I encountered hope tonight. In the dusky evening as I peered into my much cluttered garden shed looking for a rake, I stumbled over it—hope—not the rake. Not surprisingly so. To be honest, it happens every fall. But after such a tragic summer, I thought it might be different. Yes, I said tragic. Not a perennial was purchased. Nary a well-endowed sedum was divided. Melons shriveled on the vine. Japanese beetles skeletonized my porcelain berry vine. And I skulked in the house breathing in my stagnant air-conditioned air. It was not a summer for gardeners. Even this fall I’ve turned a cold shoulder to my yard. Purple cone flowers stand like charred aliens taunting me with their gazillions of seeds they will drop with the first mighty wind. Who cares—go ahead! Mats of iris tubers, their brown and sickly leaves pointing shriveled fingers to the sky, demand to be dug, divided, and put to bed in some soft, tilled earth. But I shove my hands deeper into my pockets, kick a rock out of the grass, and return to my stagnant furnace-heated air inside. I’m jaded.

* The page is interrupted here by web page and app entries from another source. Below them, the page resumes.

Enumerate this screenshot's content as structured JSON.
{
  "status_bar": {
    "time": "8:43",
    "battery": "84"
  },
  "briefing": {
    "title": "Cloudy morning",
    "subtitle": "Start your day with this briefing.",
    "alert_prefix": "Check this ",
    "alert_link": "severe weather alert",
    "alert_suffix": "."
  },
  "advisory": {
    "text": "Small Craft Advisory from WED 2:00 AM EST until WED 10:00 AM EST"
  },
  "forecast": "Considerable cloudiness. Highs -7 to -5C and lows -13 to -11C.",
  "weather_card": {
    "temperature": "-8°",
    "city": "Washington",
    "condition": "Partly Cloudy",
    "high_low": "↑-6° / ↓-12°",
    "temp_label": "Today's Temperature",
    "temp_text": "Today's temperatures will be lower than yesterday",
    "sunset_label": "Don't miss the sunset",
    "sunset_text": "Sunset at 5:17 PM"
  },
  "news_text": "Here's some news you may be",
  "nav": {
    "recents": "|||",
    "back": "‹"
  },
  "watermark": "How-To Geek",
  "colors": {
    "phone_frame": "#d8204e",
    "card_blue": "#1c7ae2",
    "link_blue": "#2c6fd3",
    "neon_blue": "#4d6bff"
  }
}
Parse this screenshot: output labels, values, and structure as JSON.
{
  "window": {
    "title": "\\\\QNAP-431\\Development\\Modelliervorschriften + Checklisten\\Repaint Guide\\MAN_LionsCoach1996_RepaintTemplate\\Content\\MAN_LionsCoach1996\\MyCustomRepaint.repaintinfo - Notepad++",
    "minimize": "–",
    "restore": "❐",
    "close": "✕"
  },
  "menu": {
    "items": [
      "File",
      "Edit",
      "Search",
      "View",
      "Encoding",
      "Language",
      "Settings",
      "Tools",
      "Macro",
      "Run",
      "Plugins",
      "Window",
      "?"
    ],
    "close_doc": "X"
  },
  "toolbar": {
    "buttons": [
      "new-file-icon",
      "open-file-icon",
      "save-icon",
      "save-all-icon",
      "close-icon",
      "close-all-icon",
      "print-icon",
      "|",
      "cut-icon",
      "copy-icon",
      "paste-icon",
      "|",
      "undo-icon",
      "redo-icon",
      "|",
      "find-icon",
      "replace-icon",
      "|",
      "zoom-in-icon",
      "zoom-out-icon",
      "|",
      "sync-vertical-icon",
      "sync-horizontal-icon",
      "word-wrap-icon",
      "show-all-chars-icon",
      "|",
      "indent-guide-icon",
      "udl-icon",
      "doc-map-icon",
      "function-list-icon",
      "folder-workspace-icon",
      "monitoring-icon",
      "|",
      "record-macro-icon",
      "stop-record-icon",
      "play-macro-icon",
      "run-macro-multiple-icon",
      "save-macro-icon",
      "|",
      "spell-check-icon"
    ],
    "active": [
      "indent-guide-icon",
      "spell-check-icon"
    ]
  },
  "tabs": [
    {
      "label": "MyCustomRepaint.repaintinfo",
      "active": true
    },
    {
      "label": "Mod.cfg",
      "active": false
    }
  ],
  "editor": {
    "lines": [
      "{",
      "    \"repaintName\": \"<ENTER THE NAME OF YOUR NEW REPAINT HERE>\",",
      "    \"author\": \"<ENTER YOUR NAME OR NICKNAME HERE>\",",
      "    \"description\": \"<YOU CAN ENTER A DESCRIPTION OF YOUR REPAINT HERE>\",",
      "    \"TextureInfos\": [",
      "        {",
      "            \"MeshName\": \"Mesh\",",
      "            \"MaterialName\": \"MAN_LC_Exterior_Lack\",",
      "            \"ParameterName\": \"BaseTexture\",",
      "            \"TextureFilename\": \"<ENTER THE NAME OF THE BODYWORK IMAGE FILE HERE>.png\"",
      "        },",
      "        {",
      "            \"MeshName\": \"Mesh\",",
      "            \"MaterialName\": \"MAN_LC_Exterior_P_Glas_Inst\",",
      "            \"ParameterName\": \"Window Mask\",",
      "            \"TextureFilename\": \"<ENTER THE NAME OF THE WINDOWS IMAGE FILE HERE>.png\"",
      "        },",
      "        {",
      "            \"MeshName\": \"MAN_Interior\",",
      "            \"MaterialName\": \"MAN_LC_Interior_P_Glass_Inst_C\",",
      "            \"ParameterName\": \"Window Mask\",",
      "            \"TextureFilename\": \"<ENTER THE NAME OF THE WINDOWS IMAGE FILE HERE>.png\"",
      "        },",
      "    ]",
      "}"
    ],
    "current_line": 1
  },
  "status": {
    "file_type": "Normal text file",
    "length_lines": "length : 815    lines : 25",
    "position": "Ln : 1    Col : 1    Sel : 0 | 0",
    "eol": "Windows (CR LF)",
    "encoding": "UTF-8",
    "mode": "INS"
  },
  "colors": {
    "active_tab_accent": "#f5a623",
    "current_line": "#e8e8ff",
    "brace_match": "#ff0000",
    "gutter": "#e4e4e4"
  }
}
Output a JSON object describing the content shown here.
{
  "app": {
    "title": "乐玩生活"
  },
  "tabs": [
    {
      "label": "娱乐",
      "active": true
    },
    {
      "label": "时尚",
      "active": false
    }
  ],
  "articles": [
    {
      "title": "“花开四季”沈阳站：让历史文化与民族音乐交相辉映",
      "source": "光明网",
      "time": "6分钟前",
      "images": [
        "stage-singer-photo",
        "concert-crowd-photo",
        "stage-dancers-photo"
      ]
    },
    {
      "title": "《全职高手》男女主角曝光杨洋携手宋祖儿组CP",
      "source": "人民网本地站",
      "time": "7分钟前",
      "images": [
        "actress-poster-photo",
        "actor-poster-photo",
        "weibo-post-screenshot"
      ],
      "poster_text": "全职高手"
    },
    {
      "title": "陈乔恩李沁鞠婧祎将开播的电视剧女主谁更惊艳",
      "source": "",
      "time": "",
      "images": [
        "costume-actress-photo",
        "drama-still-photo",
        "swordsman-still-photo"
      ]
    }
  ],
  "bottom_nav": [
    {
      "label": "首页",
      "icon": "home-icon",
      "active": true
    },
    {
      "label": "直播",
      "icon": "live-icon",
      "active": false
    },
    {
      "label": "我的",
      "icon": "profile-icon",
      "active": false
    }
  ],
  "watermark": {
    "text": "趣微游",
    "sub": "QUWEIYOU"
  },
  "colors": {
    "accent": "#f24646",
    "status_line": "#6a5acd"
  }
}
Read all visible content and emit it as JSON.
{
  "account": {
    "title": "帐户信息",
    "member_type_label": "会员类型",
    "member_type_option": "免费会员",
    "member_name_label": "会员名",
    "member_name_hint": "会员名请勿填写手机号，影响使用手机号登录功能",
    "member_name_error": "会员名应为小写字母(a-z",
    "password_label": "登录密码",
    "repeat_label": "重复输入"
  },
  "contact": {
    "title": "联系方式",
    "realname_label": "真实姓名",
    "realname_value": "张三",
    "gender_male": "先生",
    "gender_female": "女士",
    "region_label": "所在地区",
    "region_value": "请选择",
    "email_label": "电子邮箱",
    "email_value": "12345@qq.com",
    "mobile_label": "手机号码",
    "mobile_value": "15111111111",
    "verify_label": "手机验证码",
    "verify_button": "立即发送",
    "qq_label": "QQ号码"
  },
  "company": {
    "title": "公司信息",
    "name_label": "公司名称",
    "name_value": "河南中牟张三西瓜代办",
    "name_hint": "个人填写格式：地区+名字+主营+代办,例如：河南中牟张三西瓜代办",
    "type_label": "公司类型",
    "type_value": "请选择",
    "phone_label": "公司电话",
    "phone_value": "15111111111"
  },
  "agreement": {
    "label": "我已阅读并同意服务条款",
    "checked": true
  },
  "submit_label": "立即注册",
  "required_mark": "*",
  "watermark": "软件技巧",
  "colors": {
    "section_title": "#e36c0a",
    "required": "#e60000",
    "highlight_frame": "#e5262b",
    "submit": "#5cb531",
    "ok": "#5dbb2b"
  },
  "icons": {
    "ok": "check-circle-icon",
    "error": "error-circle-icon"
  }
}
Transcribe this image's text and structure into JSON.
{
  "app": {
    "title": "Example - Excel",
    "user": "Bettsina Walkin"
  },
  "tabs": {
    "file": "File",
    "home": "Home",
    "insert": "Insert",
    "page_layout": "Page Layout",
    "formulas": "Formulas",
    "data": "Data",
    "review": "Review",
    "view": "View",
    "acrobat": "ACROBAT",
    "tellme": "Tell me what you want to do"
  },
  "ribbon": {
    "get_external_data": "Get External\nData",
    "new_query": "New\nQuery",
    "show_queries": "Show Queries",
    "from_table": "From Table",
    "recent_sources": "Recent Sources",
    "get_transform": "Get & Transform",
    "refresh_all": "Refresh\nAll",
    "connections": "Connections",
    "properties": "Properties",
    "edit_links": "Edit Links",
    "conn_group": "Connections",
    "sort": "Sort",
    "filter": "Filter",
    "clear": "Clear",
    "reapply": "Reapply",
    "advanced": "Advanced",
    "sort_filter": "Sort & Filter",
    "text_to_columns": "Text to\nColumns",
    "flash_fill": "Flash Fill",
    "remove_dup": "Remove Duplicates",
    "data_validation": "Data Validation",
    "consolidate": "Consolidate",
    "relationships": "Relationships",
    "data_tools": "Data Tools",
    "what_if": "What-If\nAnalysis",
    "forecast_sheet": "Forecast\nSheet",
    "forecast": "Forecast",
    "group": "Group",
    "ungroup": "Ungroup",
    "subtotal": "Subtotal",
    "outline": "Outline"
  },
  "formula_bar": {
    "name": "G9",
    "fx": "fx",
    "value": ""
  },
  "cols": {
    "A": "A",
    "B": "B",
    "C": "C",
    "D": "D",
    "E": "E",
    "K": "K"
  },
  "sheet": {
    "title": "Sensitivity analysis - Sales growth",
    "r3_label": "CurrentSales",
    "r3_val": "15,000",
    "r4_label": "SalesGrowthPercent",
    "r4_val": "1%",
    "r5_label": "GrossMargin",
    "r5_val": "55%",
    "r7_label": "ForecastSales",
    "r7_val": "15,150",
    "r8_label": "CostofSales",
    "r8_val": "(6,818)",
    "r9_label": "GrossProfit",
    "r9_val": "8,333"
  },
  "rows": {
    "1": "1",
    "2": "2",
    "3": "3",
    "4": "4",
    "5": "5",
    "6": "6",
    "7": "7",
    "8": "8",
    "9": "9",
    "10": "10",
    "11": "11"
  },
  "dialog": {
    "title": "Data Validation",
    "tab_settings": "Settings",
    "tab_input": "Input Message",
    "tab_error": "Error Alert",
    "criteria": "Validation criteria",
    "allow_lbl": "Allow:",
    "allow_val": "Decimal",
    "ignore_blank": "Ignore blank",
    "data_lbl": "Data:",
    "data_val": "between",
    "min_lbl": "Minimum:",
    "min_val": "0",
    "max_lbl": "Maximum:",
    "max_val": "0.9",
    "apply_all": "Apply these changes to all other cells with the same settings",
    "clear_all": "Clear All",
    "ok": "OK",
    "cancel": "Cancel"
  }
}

But tonight, in search of a rake for my husband, I ventured into my shed. Remnants of the summer’s disappointments blocked the door—watering cans, garden stakes, grass seed, hoes and shovels. I tentatively picked through it hoping not to disturb spiders or mice. A dozen gangly tomato stakes battled me until I soundly banished them to a corner. Bending to gather and stack a train-wreck of plastic plant containers, I encountered hope peering back at me. Each of these containers had a plant tag still attached—Lady’s Mantle, Pink Wave Petunia, Munsted Lavendar , Rocket Snapdragon, Purple Penstemon. Ah, yes, such sweet friends in those soft, gentle days of early summer. Maybe next spring I’ll finish edging the bed with Lady’s Mantle. Hope. I reach to retrieve a cobwebby humming bird feeder and lift it to hang on a nail. Poor things. Maybe the sweet, red bee balm—a hummer’s favorite–will fare better next summer. Hope. I hang shovels, corral plant markers, stand watering cans in a tin-soldier row. Certainly next spring we’ll have apple blossoms, and the beetles won’t be so bad. Hope.
Albert Einstein once said, “Insanity is doing the same thing over and over again and expecting different results.” And maybe that’s a little bit the way gardening can be. I drive myself crazy every year coddling my cantaloupe, propping up my snap peas, and seeking revenge on horn worms. But I have hope.